From Michel Dekking, Sep 27 2019: (Start)
This sequence is a morphic sequence, i.e, the lettertoletter image of a fixed point of a morphism.
Proof: We note first that the mapping SR: 00>0010, 10>011, is an algorithmic procedure given by StringReplace in Mathematica.
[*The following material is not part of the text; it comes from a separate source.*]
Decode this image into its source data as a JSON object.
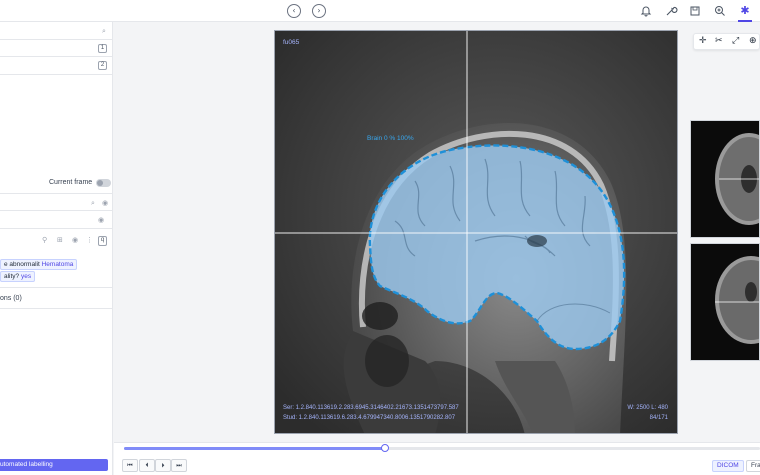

This makes it hard to describe iterates of it. However, in this particular case one can deal with this.
There are three types of 0's occurring in (a(n)). The first 0 in a pair 00, which we code by the letter F, the second 0 in a pair 00 which we code by the letter G, and the single 0 occurring between two 1's, coded by G. The 1 at the end of the iterates SR^n, we code by D ('dead'). The other 1's we code by A ('active').
So, if we denote this code by psi, then for example,
psi(SR(00)) = psi(0010) = FGAD,
psi(SR^2(00)) = psi(00100110) = FGAFGAAD.
Now consider the morphism sigma on the alphabet {F,G,D,A} given by
sigma(F) = FGA, sigma(G) = F, sigma(D) = D, sigma(A) = GAA.
Let pi be the inverse of psi: pi(F) = pi(G) = pi(D) = 0, pi(A) = 1.
Any word with prefix 00 and without occurrences of 000, is a concatenation of the three words u=00, v=1 and w=101. The SRprocedure acts contextfree on such concatenations. One has
SR(u) = 0010, SR(v) = 011, SR(w) = 0110011.
The psiimages are
psi(u) = FG, psi(v) = A, psi(w) = AGA.
The sigmaimages of these are
sigma(FG) = FGAF, sigma(A) = GAA, sigma(AGA) = GAAFGAA.
The piimages of these are
pi sigma psi(u) = 0010, pi sigma psi(v) = 011, pi sigma psi(w) = 0110011.
We see that pi sigma psi acts exactly in the same way as SR.
It follows that (a(n)) = pi(x), where x = FGAFGAA... is the unique fixed point of sigma. QED
(End)
From Michel Dekking, Sep 27 2019: (Start)
Now that we know that this sequence is a morphic sequence, we may prove Kimberling's conjecture that the lengths of the words SR^n(00) are given by A182780.
Here b:=A182780 has b(0) = 2, b(1) = 4, and satisfies the linear recurrence b(n) = 3*b(n1)  b(n2)  b(n3) for n>2.
The number of letters (F's, G's, D's and A's) in the word psi(SR^n(00)) is equal to the vector/matrix/vector product
(1,1,1,1) M^n (1,0,1,0)^T,
where (1,0,1,0)^T is the transpose of (1,0,1,0), and M is the incidence matrix of the morphism sigma, i.e., M equals
1 1 0 0
1 0 0 1
0 0 1 0
1 0 0 2.
The characteristic polynomial of M is equal to
chi(u) = u^4  4u^3 + 4u^2  1 = (u^3  3u^2 + u + 1)(u  1).
Thus the conjecture is proved by an application of the CayleyHamilton theorem: M^3 = 3M^2  M  Id.
(End)
From Michel Dekking, Sep 28 2019: (Start)
The application of CayleyHamilton is more subtle than suggested above. In fact chi(u) has a second factor u1: chi(u) = (u^22u1)(u1)^2, but b=A182780 does not satisfy the Pell recurrence a(n) = 2*a(n1) + a(n2).
Removing the letter D from {F,G,D,A} gives a morphism tau defined by
tau(F) = FGA, tau(G) = F, tau(A) = GAA.
The iterates tau^n(F) are equal to the iterates sigma^n(FD), with the suffix D removed. So
SR^n(00)= sigma^n(FD)=tau^n(F)+1,
where . denotes length.
The characteristic polynomial of the incidence matrix of tau is equal to u^33u^2+u+1.
So, by the CayleyHamilton theorem, the sequence
(tau^n(F)) = 1,3,7,17,41,99,... = A078057=:c
satisfies the recurrence c(n) = 3c(n1)c(n2)c(n3). This implies that the sequence (SR^n(00)) = (c(n)+1) satisfies the recurrence
b(n) = 3b(n1)  b(n2)  b(n3). QED
(End)